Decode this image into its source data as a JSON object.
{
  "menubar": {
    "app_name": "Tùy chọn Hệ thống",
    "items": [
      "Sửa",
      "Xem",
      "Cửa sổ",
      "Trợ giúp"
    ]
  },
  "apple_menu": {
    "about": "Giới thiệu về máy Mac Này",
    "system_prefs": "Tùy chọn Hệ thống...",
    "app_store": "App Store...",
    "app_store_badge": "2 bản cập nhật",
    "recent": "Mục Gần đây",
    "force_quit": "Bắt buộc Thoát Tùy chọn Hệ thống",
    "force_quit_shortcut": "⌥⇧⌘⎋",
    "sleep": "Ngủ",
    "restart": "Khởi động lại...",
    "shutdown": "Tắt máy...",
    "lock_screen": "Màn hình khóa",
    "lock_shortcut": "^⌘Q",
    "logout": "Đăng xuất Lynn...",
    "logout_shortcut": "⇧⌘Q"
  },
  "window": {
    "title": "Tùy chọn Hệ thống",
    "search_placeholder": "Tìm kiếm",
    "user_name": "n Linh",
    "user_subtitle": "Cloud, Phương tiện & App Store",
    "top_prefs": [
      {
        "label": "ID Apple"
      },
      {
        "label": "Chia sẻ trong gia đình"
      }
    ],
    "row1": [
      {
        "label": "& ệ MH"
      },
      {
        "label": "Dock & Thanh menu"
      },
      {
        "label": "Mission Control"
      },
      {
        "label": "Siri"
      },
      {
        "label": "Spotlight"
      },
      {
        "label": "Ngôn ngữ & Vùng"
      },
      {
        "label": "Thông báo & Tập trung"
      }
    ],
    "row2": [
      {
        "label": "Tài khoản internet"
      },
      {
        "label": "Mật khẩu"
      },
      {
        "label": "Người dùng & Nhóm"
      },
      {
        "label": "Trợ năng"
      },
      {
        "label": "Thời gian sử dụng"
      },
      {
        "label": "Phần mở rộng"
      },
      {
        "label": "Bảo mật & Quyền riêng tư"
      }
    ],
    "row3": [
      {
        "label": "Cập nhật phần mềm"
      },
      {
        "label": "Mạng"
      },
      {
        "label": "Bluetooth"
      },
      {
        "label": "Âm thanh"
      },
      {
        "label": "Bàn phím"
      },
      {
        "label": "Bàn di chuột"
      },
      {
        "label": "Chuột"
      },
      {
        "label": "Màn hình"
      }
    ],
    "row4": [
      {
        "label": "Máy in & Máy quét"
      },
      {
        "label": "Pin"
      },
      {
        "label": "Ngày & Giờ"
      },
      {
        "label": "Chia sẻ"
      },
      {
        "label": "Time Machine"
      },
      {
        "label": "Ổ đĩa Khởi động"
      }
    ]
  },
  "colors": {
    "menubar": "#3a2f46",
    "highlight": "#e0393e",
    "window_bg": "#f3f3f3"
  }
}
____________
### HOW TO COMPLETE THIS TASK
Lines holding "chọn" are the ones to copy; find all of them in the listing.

### EXERCISE RESULT
    "app_name": "Tùy chọn Hệ thống",
    "system_prefs": "Tùy chọn Hệ thống...",
    "force_quit": "Bắt buộc Thoát Tùy chọn Hệ thống",
    "title": "Tùy chọn Hệ thống",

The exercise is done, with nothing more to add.